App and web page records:
——————————

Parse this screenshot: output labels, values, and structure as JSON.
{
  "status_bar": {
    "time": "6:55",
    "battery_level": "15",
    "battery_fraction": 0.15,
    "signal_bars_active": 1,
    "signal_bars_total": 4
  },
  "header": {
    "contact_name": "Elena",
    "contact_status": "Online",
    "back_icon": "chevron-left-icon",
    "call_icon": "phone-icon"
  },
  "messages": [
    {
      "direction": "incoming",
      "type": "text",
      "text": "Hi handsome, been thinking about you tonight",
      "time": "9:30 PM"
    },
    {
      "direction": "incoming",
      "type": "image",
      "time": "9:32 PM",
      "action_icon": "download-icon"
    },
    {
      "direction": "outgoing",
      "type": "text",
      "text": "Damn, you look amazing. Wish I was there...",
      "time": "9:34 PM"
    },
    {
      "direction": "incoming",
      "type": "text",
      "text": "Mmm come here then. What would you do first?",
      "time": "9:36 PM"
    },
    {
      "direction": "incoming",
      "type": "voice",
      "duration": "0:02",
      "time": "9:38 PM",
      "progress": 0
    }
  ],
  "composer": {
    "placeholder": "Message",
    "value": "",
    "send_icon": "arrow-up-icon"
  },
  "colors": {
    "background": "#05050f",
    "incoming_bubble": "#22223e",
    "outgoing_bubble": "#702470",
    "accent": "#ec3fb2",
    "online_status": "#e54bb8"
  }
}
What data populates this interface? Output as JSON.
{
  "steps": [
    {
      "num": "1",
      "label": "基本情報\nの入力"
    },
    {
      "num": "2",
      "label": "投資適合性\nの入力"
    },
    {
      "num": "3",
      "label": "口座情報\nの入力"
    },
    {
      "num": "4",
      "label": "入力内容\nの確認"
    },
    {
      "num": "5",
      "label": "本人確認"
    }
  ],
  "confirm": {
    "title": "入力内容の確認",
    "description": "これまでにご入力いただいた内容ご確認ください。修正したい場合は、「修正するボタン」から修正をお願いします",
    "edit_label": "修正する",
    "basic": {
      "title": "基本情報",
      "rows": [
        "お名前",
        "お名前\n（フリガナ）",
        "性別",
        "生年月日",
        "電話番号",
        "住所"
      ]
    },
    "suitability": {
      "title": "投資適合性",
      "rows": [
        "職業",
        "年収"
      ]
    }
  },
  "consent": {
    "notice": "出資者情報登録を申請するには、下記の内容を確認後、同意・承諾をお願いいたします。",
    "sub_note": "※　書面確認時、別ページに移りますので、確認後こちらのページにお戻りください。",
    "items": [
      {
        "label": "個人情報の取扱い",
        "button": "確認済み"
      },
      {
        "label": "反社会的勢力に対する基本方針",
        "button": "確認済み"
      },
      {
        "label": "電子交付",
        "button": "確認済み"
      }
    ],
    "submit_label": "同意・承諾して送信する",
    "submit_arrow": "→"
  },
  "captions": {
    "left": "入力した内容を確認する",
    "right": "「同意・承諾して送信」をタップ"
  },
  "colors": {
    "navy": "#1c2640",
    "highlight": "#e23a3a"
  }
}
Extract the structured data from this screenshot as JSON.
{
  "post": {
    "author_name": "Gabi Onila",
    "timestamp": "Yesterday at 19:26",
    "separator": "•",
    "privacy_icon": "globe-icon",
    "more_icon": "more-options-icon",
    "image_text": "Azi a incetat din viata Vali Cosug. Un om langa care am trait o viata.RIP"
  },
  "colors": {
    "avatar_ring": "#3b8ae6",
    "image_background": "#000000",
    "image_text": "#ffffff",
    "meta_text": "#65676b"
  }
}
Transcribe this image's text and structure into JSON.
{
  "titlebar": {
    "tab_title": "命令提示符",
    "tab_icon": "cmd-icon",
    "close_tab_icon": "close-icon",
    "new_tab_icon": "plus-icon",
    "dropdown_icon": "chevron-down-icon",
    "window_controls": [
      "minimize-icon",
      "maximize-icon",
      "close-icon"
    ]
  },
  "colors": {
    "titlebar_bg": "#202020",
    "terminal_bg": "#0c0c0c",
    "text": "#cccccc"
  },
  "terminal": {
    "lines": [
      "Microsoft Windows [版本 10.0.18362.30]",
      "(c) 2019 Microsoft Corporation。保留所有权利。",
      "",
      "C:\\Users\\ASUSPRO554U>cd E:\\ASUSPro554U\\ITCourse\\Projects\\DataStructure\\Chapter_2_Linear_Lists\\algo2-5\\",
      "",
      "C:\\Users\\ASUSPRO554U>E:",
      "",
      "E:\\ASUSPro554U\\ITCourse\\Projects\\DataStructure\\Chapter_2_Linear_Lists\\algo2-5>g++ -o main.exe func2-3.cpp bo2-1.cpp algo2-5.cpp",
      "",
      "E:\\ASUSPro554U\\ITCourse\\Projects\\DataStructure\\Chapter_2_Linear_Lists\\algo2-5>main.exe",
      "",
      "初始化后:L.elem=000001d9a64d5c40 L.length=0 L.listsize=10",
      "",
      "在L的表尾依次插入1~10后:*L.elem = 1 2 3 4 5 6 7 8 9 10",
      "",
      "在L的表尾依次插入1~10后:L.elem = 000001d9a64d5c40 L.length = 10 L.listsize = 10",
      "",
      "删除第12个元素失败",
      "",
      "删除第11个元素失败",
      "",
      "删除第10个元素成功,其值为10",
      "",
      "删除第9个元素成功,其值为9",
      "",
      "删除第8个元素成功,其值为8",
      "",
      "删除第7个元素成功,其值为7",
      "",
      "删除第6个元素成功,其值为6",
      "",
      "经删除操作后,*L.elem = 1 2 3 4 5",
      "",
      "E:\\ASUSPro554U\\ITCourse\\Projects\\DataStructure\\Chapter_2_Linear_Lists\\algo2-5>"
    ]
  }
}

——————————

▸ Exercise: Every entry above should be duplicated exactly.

▸ Solution to this task:
Parse this screenshot: output labels, values, and structure as JSON.
{
  "status_bar": {
    "time": "6:55",
    "battery_level": "15",
    "battery_fraction": 0.15,
    "signal_bars_active": 1,
    "signal_bars_total": 4
  },
  "header": {
    "contact_name": "Elena",
    "contact_status": "Online",
    "back_icon": "chevron-left-icon",
    "call_icon": "phone-icon"
  },
  "messages": [
    {
      "direction": "incoming",
      "type": "text",
      "text": "Hi handsome, been thinking about you tonight",
      "time": "9:30 PM"
    },
    {
      "direction": "incoming",
      "type": "image",
      "time": "9:32 PM",
      "action_icon": "download-icon"
    },
    {
      "direction": "outgoing",
      "type": "text",
      "text": "Damn, you look amazing. Wish I was there...",
      "time": "9:34 PM"
    },
    {
      "direction": "incoming",
      "type": "text",
      "text": "Mmm come here then. What would you do first?",
      "time": "9:36 PM"
    },
    {
      "direction": "incoming",
      "type": "voice",
      "duration": "0:02",
      "time": "9:38 PM",
      "progress": 0
    }
  ],
  "composer": {
    "placeholder": "Message",
    "value": "",
    "send_icon": "arrow-up-icon"
  },
  "colors": {
    "background": "#05050f",
    "incoming_bubble": "#22223e",
    "outgoing_bubble": "#702470",
    "accent": "#ec3fb2",
    "online_status": "#e54bb8"
  }
}
What data populates this interface? Output as JSON.
{
  "steps": [
    {
      "num": "1",
      "label": "基本情報\nの入力"
    },
    {
      "num": "2",
      "label": "投資適合性\nの入力"
    },
    {
      "num": "3",
      "label": "口座情報\nの入力"
    },
    {
      "num": "4",
      "label": "入力内容\nの確認"
    },
    {
      "num": "5",
      "label": "本人確認"
    }
  ],
  "confirm": {
    "title": "入力内容の確認",
    "description": "これまでにご入力いただいた内容ご確認ください。修正したい場合は、「修正するボタン」から修正をお願いします",
    "edit_label": "修正する",
    "basic": {
      "title": "基本情報",
      "rows": [
        "お名前",
        "お名前\n（フリガナ）",
        "性別",
        "生年月日",
        "電話番号",
        "住所"
      ]
    },
    "suitability": {
      "title": "投資適合性",
      "rows": [
        "職業",
        "年収"
      ]
    }
  },
  "consent": {
    "notice": "出資者情報登録を申請するには、下記の内容を確認後、同意・承諾をお願いいたします。",
    "sub_note": "※　書面確認時、別ページに移りますので、確認後こちらのページにお戻りください。",
    "items": [
      {
        "label": "個人情報の取扱い",
        "button": "確認済み"
      },
      {
        "label": "反社会的勢力に対する基本方針",
        "button": "確認済み"
      },
      {
        "label": "電子交付",
        "button": "確認済み"
      }
    ],
    "submit_label": "同意・承諾して送信する",
    "submit_arrow": "→"
  },
  "captions": {
    "left": "入力した内容を確認する",
    "right": "「同意・承諾して送信」をタップ"
  },
  "colors": {
    "navy": "#1c2640",
    "highlight": "#e23a3a"
  }
}
Extract the structured data from this screenshot as JSON.
{
  "post": {
    "author_name": "Gabi Onila",
    "timestamp": "Yesterday at 19:26",
    "separator": "•",
    "privacy_icon": "globe-icon",
    "more_icon": "more-options-icon",
    "image_text": "Azi a incetat din viata Vali Cosug. Un om langa care am trait o viata.RIP"
  },
  "colors": {
    "avatar_ring": "#3b8ae6",
    "image_background": "#000000",
    "image_text": "#ffffff",
    "meta_text": "#65676b"
  }
}
Transcribe this image's text and structure into JSON.
{
  "titlebar": {
    "tab_title": "命令提示符",
    "tab_icon": "cmd-icon",
    "close_tab_icon": "close-icon",
    "new_tab_icon": "plus-icon",
    "dropdown_icon": "chevron-down-icon",
    "window_controls": [
      "minimize-icon",
      "maximize-icon",
      "close-icon"
    ]
  },
  "colors": {
    "titlebar_bg": "#202020",
    "terminal_bg": "#0c0c0c",
    "text": "#cccccc"
  },
  "terminal": {
    "lines": [
      "Microsoft Windows [版本 10.0.18362.30]",
      "(c) 2019 Microsoft Corporation。保留所有权利。",
      "",
      "C:\\Users\\ASUSPRO554U>cd E:\\ASUSPro554U\\ITCourse\\Projects\\DataStructure\\Chapter_2_Linear_Lists\\algo2-5\\",
      "",
      "C:\\Users\\ASUSPRO554U>E:",
      "",
      "E:\\ASUSPro554U\\ITCourse\\Projects\\DataStructure\\Chapter_2_Linear_Lists\\algo2-5>g++ -o main.exe func2-3.cpp bo2-1.cpp algo2-5.cpp",
      "",
      "E:\\ASUSPro554U\\ITCourse\\Projects\\DataStructure\\Chapter_2_Linear_Lists\\algo2-5>main.exe",
      "",
      "初始化后:L.elem=000001d9a64d5c40 L.length=0 L.listsize=10",
      "",
      "在L的表尾依次插入1~10后:*L.elem = 1 2 3 4 5 6 7 8 9 10",
      "",
      "在L的表尾依次插入1~10后:L.elem = 000001d9a64d5c40 L.length = 10 L.listsize = 10",
      "",
      "删除第12个元素失败",
      "",
      "删除第11个元素失败",
      "",
      "删除第10个元素成功,其值为10",
      "",
      "删除第9个元素成功,其值为9",
      "",
      "删除第8个元素成功,其值为8",
      "",
      "删除第7个元素成功,其值为7",
      "",
      "删除第6个元素成功,其值为6",
      "",
      "经删除操作后,*L.elem = 1 2 3 4 5",
      "",
      "E:\\ASUSPro554U\\ITCourse\\Projects\\DataStructure\\Chapter_2_Linear_Lists\\algo2-5>"
    ]
  }
}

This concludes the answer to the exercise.